Data excerpts
=======

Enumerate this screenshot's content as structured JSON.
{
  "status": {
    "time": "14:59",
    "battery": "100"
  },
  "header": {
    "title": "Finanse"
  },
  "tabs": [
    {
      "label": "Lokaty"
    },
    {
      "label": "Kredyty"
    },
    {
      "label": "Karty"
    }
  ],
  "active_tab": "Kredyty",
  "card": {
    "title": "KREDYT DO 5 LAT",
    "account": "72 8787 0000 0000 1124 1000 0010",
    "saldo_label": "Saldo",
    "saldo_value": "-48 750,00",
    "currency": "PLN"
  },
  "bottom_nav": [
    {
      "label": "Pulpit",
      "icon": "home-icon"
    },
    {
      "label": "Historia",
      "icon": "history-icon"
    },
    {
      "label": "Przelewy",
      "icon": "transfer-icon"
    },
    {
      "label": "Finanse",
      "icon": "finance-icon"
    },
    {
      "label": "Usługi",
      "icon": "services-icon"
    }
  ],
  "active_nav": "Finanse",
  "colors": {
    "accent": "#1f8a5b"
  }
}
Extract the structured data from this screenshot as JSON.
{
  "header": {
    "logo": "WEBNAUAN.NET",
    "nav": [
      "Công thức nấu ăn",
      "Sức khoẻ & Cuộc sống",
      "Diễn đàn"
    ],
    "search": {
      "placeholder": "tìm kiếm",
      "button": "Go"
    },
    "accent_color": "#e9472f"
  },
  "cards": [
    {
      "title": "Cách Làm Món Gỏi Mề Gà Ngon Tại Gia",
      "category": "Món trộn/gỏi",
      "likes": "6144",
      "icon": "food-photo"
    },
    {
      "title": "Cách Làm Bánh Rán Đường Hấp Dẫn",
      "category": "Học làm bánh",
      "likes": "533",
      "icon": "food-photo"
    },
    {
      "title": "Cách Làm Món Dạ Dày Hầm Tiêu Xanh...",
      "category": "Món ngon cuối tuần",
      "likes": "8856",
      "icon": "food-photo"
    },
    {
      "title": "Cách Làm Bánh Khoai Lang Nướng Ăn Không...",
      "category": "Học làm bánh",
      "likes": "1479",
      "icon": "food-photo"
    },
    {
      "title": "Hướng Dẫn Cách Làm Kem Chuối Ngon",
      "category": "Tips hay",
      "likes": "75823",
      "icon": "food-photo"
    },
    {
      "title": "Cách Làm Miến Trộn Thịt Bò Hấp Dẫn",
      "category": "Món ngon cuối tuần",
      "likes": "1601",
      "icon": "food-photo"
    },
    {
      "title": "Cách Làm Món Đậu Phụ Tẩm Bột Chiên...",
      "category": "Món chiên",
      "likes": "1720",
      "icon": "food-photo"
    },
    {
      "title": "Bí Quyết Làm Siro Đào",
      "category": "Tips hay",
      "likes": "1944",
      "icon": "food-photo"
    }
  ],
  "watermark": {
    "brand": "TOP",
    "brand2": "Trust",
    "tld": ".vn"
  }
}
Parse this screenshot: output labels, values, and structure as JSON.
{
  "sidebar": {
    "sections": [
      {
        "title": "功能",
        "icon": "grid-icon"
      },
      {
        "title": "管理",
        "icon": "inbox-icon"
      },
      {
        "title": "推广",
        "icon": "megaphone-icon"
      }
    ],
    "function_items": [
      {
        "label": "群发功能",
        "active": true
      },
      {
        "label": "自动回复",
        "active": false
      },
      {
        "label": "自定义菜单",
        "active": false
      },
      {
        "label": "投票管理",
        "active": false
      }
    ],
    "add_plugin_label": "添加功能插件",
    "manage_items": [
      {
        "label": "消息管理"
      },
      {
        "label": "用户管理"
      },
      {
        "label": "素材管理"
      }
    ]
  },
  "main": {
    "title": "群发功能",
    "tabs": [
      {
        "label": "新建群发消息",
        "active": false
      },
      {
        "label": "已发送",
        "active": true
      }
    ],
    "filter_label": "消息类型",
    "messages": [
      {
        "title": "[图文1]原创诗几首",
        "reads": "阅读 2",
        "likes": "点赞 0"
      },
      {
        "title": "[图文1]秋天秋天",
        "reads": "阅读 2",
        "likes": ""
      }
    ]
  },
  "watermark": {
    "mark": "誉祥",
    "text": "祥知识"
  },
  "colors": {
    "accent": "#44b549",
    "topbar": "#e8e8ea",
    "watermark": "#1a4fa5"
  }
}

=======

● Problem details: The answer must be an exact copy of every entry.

● Solution to the exercise:
Enumerate this screenshot's content as structured JSON.
{
  "status": {
    "time": "14:59",
    "battery": "100"
  },
  "header": {
    "title": "Finanse"
  },
  "tabs": [
    {
      "label": "Lokaty"
    },
    {
      "label": "Kredyty"
    },
    {
      "label": "Karty"
    }
  ],
  "active_tab": "Kredyty",
  "card": {
    "title": "KREDYT DO 5 LAT",
    "account": "72 8787 0000 0000 1124 1000 0010",
    "saldo_label": "Saldo",
    "saldo_value": "-48 750,00",
    "currency": "PLN"
  },
  "bottom_nav": [
    {
      "label": "Pulpit",
      "icon": "home-icon"
    },
    {
      "label": "Historia",
      "icon": "history-icon"
    },
    {
      "label": "Przelewy",
      "icon": "transfer-icon"
    },
    {
      "label": "Finanse",
      "icon": "finance-icon"
    },
    {
      "label": "Usługi",
      "icon": "services-icon"
    }
  ],
  "active_nav": "Finanse",
  "colors": {
    "accent": "#1f8a5b"
  }
}
Extract the structured data from this screenshot as JSON.
{
  "header": {
    "logo": "WEBNAUAN.NET",
    "nav": [
      "Công thức nấu ăn",
      "Sức khoẻ & Cuộc sống",
      "Diễn đàn"
    ],
    "search": {
      "placeholder": "tìm kiếm",
      "button": "Go"
    },
    "accent_color": "#e9472f"
  },
  "cards": [
    {
      "title": "Cách Làm Món Gỏi Mề Gà Ngon Tại Gia",
      "category": "Món trộn/gỏi",
      "likes": "6144",
      "icon": "food-photo"
    },
    {
      "title": "Cách Làm Bánh Rán Đường Hấp Dẫn",
      "category": "Học làm bánh",
      "likes": "533",
      "icon": "food-photo"
    },
    {
      "title": "Cách Làm Món Dạ Dày Hầm Tiêu Xanh...",
      "category": "Món ngon cuối tuần",
      "likes": "8856",
      "icon": "food-photo"
    },
    {
      "title": "Cách Làm Bánh Khoai Lang Nướng Ăn Không...",
      "category": "Học làm bánh",
      "likes": "1479",
      "icon": "food-photo"
    },
    {
      "title": "Hướng Dẫn Cách Làm Kem Chuối Ngon",
      "category": "Tips hay",
      "likes": "75823",
      "icon": "food-photo"
    },
    {
      "title": "Cách Làm Miến Trộn Thịt Bò Hấp Dẫn",
      "category": "Món ngon cuối tuần",
      "likes": "1601",
      "icon": "food-photo"
    },
    {
      "title": "Cách Làm Món Đậu Phụ Tẩm Bột Chiên...",
      "category": "Món chiên",
      "likes": "1720",
      "icon": "food-photo"
    },
    {
      "title": "Bí Quyết Làm Siro Đào",
      "category": "Tips hay",
      "likes": "1944",
      "icon": "food-photo"
    }
  ],
  "watermark": {
    "brand": "TOP",
    "brand2": "Trust",
    "tld": ".vn"
  }
}
Parse this screenshot: output labels, values, and structure as JSON.
{
  "sidebar": {
    "sections": [
      {
        "title": "功能",
        "icon": "grid-icon"
      },
      {
        "title": "管理",
        "icon": "inbox-icon"
      },
      {
        "title": "推广",
        "icon": "megaphone-icon"
      }
    ],
    "function_items": [
      {
        "label": "群发功能",
        "active": true
      },
      {
        "label": "自动回复",
        "active": false
      },
      {
        "label": "自定义菜单",
        "active": false
      },
      {
        "label": "投票管理",
        "active": false
      }
    ],
    "add_plugin_label": "添加功能插件",
    "manage_items": [
      {
        "label": "消息管理"
      },
      {
        "label": "用户管理"
      },
      {
        "label": "素材管理"
      }
    ]
  },
  "main": {
    "title": "群发功能",
    "tabs": [
      {
        "label": "新建群发消息",
        "active": false
      },
      {
        "label": "已发送",
        "active": true
      }
    ],
    "filter_label": "消息类型",
    "messages": [
      {
        "title": "[图文1]原创诗几首",
        "reads": "阅读 2",
        "likes": "点赞 0"
      },
      {
        "title": "[图文1]秋天秋天",
        "reads": "阅读 2",
        "likes": ""
      }
    ]
  },
  "watermark": {
    "mark": "誉祥",
    "text": "祥知识"
  },
  "colors": {
    "accent": "#44b549",
    "topbar": "#e8e8ea",
    "watermark": "#1a4fa5"
  }
}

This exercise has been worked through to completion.